The Justice and Home Affairs Council, which met in Luxembourg on Thursday and Friday, discussed the creation of minimum standards for material detention, the EU’s Strategy on the Rights of the Child, the issue of strategic lawsuits against public participation and the protection of journalists, as well as the latest development regarding the functioning of the European Public Prosecutor’s Office.
Justice Minister Stefi Drakou participated representing Cyprus in the portions of the discussion focusing on justice issues.
During the first day of the JHA Council, the Ministers held a thorough debate on pre-trial detention. Ministers focused on which minimum standards for material detention conditions and procedural rights in pre-trial detention should be prioritised, as well as the use of alternative measures to detention.
In her contribution to the discussion, the Justice Minister noted that this issue is a priority for the Republic of Cyprus, and that these concerns are being safeguarded through the criminal justice system.
Drakou referred to the differences found across the EU on this issue, and underlined that it would be beneficial for the EU to arrive at uniform standards on issues concerning the personal safety of the prisoners as well as their access to medical care. Drakou also said Cyprus supports the application, where and when possible, of alternatives to detention such as the use of a monitoring bracelet.
The Minister also said that in the case of Cyprus, the time spent in pre-trial detention is counted towards the total sentence imposed, which could contribute, in combination with other measures, to reducing prison overpopulation. Drakou also thanked Justice Minister Didier Reynders for the Commission’s intention to support member states with funding in this area.
The Ministers also discussed draft conclusions on the EU’s Strategy on the Rights of the Child, which was presented by the Commission on March 24th 2021. However during the discussion it became clear that there was no unanimity which would be required to adopt these conclusions. Several member states expressed their disappointment.

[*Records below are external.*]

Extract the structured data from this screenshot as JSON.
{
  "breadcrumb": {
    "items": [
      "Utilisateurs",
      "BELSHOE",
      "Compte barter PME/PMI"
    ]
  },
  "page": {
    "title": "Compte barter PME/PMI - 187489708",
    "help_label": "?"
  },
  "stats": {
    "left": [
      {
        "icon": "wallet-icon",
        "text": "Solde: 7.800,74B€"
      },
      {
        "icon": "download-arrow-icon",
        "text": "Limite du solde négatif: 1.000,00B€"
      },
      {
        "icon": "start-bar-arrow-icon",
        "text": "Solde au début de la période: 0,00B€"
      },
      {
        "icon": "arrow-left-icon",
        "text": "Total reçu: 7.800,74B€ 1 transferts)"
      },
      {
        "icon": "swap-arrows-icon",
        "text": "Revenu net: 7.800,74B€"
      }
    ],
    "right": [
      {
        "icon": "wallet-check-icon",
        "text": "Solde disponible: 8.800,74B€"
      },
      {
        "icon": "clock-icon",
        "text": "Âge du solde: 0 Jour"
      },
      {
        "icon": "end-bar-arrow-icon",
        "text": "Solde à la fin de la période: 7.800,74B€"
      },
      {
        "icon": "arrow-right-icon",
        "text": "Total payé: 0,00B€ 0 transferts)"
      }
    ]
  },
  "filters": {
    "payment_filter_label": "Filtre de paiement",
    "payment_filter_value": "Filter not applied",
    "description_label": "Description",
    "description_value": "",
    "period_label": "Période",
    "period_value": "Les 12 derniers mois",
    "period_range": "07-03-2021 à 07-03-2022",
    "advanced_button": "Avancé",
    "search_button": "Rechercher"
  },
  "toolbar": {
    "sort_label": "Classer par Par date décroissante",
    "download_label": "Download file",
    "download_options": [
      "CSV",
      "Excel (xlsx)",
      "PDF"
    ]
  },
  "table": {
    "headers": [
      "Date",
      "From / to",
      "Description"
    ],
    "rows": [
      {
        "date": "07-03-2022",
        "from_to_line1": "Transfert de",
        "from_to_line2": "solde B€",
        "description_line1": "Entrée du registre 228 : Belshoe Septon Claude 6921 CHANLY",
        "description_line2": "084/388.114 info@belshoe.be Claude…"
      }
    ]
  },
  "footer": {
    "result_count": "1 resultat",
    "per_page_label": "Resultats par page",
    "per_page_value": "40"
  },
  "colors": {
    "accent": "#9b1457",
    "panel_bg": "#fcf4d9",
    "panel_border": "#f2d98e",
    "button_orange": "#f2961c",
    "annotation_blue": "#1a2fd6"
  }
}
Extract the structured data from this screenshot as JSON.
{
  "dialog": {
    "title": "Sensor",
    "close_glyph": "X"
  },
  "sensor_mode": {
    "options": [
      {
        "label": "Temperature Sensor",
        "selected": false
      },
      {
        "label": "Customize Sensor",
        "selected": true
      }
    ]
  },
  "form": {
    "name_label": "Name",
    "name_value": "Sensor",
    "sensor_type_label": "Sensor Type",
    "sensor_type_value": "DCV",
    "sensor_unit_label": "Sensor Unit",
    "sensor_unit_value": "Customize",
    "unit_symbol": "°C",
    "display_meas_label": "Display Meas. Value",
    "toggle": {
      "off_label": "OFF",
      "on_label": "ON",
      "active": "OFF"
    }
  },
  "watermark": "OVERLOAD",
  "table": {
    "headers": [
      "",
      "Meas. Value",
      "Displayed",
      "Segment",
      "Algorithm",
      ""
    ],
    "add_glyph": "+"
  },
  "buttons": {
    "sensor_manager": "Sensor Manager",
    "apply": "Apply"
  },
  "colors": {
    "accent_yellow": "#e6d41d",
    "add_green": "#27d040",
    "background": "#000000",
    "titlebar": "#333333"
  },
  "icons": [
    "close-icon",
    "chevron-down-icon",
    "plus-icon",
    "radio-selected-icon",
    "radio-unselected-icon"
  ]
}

Drakou said that Cyprus supports the draft conclusions and underlined that the interests of children should be in the centre of efforts made by the EU and guide actions taken by member states.
She also said she shares the disappointment of the majority of the member states, and underlined that the promotion and strengthening of the rights of children should happen without any discrimination, and that this should be a joint European goal.
During a working lunch, the Ministers had their first exchange of views on the issue of strategic lawsuits against public participation (SLAPP), that is the use of abusive litigation against journalists that aim to discourage the press from reporting on issues that are to the public interest such as organised crime. The Ministers agreed to return to the issue at a future stage.
On Friday, the Ministers held a debate on the digital dimension of investigating child sexual abuse. They focused in particular on how access to data for competent authorities can be guaranteed in order to effectively counter these crimes. They also discussed the role of proactive measures by social media platforms, hosting services and electronic communications providers in addressing this phenomenon.
The Minister stressed the need that new proposals should hold communications providers responsible for detecting such material.
In the margins of the meeting, the Justice Minister also met with Justice Commissioners Reynders and the Greek Minister for Justice, Constantinos Tsiaras.